More than 200 state laws to go into effect in the new year
by KEVIN GROSS
More than 200 new state laws will take effect on Jan. 1, and Illinois Senate Democrats have released a compilation of bills that were passed by the Illinois General Assembly in 2018.
Jan. 1 is the default date for a new law to become effective if passed before June 1, unless there is language establishing another date. Some pieces of legislation specify an alternative effective date, while other bills that carry an "immediately effective" date can go into effect at other times of the year.
Some of the new laws include the following provisions:
A law adds synthetic cannabinoids, known by names such as "spice," "K2" or "fake weed," to the list of prohibited Schedule 1 drugs in the Illinois Controlled Substances Act.
Another amendment to the act requires 10 hours of continuing education about safe practices for prescribing opioids before prescribers of controlled substances can renew their professional license.
A law prohibits the practice of "patient brokering" in which companies use misleading advertising to entice mental health or addiction recovery patients to seek services out-of-state where the patient’s insurance may not be accepted, while another law prevents medical insurers from imposing step therapy approaches on drugs that treat advanced stage 4 cancer. Step therapy is the process of starting with cheaper treatments and progressing to more costly or risky methods if deemed necessary.
New driving laws make driving the wrong way on a one-way street an aggravating factor for driving under the influence crimes, prohibit out-of-state drivers from operating vehicles without proof of insurance, requires trucks carrying 10,000 to 26,000 pounds to be safety tested every 12 months, amend the vehicle code removing the requirement that drivers sign citations when cited for a petty offense, and lowers the penalty to a petty offense for driving with a license that was suspended for unpaid parking fines, automated camera enforcement or unpaid child support.
Also, a law includes the "Dutch Reach" method in the "Rules of the Road" publication and on driver’s license tests. The method requires drivers to reach their right hand across their left shoulder when opening the door, thus forcing drivers to look backwards at possible incoming hazards such as bicyclists.
Another law allows enforcement officers to take temporary custody of dogs or cats whose lives are threatened or may result in injury.
Another law creates a "reckless dog owner" determination, preventing people from owning dogs for 12 to 36 months if their dog had killed another dog and has been found "running at large" uncontrolled outside of an enclosure twice within 12 months.
Another law prevents transfers of firearms until 72 hours after a purchase application, which was previously 24 hours.
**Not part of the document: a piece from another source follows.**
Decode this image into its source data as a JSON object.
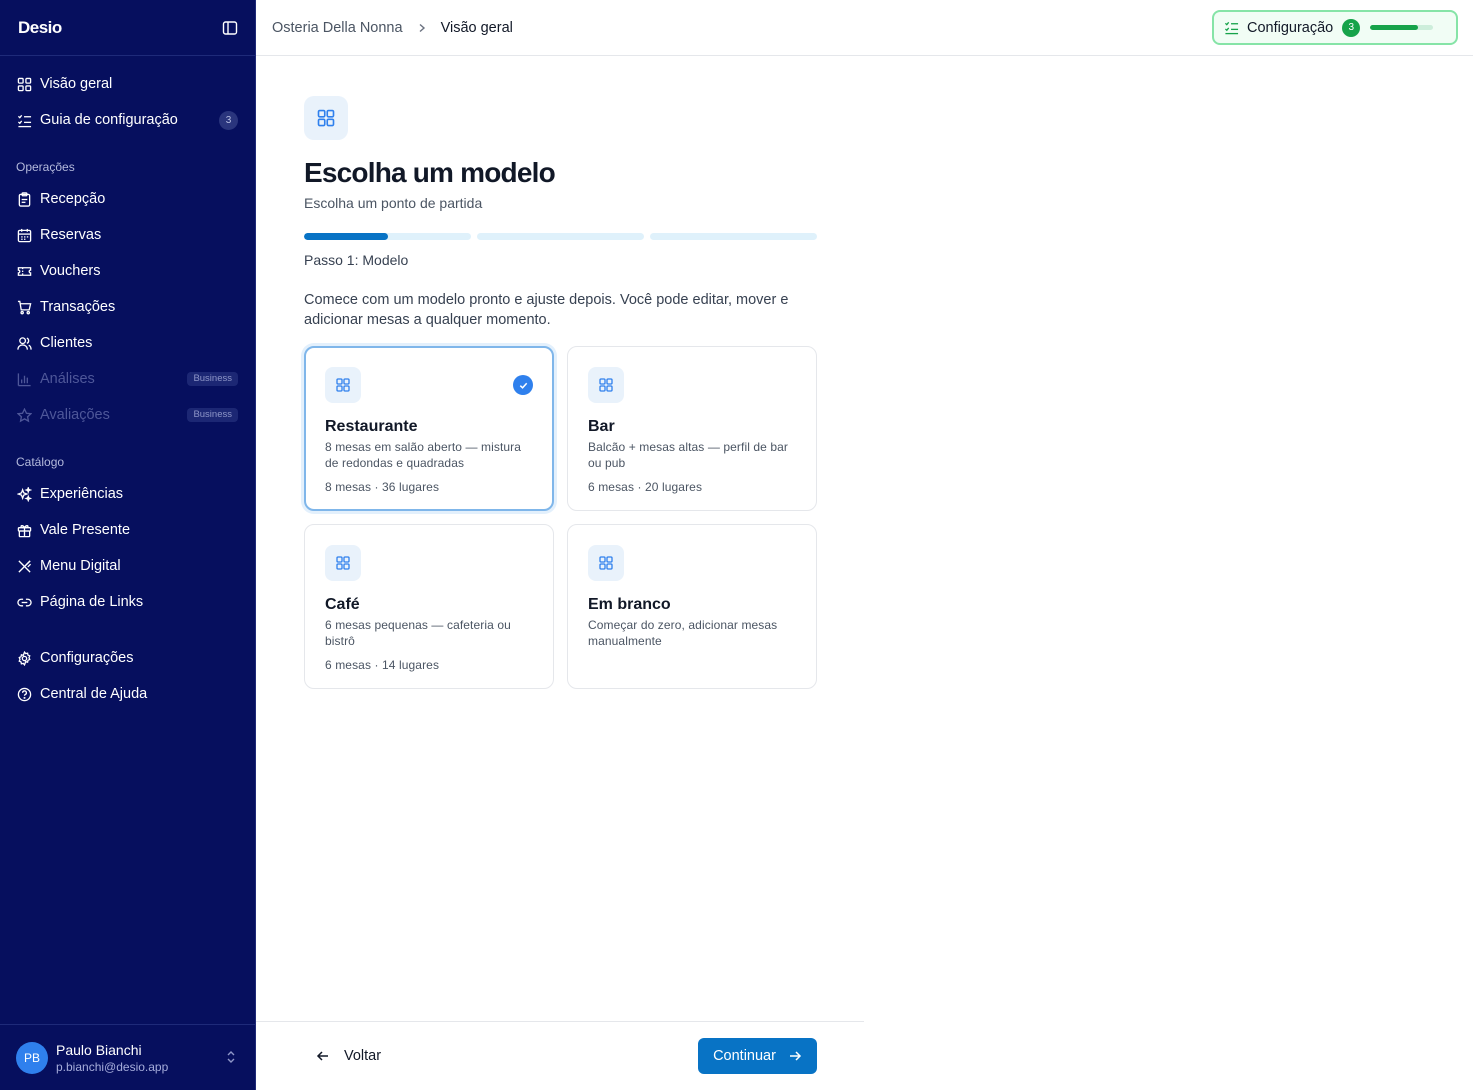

The bill also eliminates waiting period exemptions for firearm purchases by non-Illinois residents at state police-recognized gun shows.
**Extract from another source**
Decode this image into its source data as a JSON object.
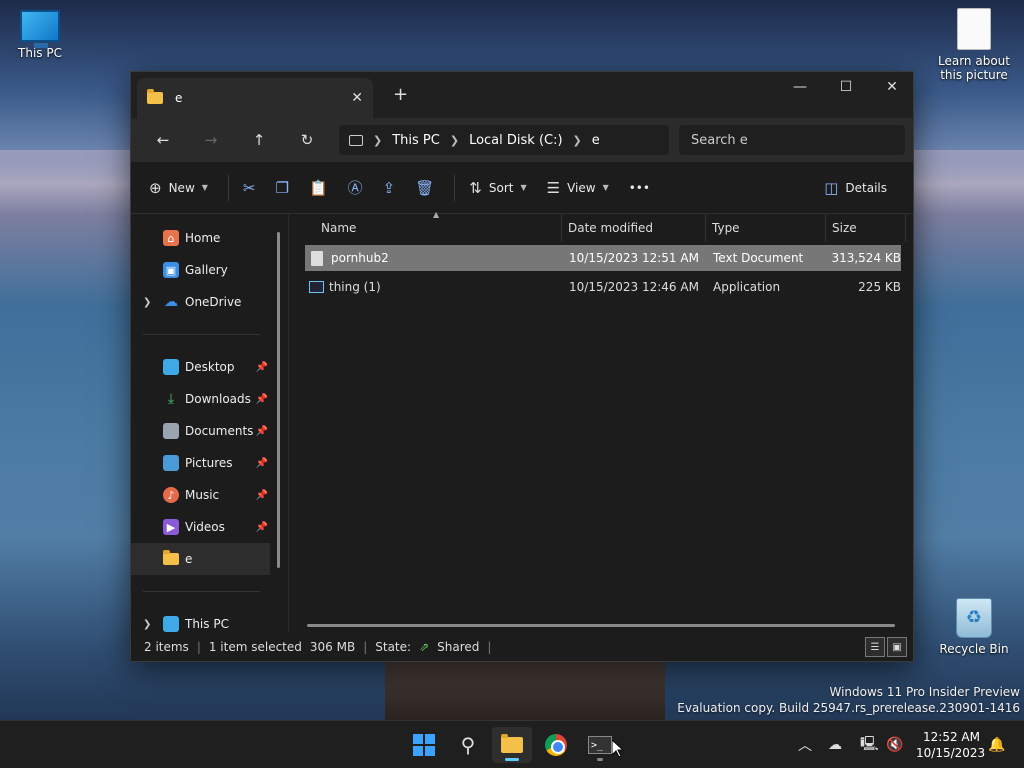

Another bill amends the Firearm Owners Identification Card Act and makes anyone admitted to a mental health facility ineligible for FOID cards, except for treatment solely for alcohol abuse. Previously, only voluntary inpatients were prohibited, and people who involuntarily received mental health treatment could still be eligible for FOID cards.
Creates the "Firearms Restraining Order Act," allowing emergency firearm restraining orders against a person who may pose an "immediate and present danger" of causing personal injury to themselves or another person. Petitioners may be family members or law enforcement officers, and subjects of the restraining order must turn over any firearms, Firearm Owners’ Identification Card and concealed carry license for a 6-month period or an "ex tempore" period for the time the subject poses a danger.
Another law allows places of employment, worship or schools to petition for orders of protection against people who stalk their locations, which will require stalkers to give up any owned firearms and FOID cards.
One more law requires schools to conduct at least one active shooter or active threat drill within the first 90 days of a school year.
Another law creates the "Survivor’s Bill of Rights" guaranteeing extra rights and protections for sexual assault survivors, including allowing survivors the choice to retain their own legal counsel, prohibiting prosecution of a victim for any controlled substances found in collected forensic evidence, and extending from 5 to 10 years the retaining period of rape kits for testing and the statute of limitations for criminally prosecuting sexual assailants.
A new law requires employers to reimburse employees for costs incurred to fulfill job responsibilities, including "bring your own device" policies regarding personal cell phones or computers.
A law limits ambulance and rescue vehicles’ use of sirens and lamps only when it is reasonably necessary to warn civilians while responding to an emergency, or when transporting a critical patient in need of immediate medical intervention.
Allows the state police to enforce anti-smoking laws in addition to local police agencies, while changing all fines to civil penalties.
Requires carnivals, amusement enterprises and fairs to conduct background checks on all employees.
Entitles victims of "revenge porn" or posts of identifying or graphic information on pornographic Web site to receive compensation under the Crime Victims Compensation Act.
Editor’s note: Other laws will be published in next week’s Press.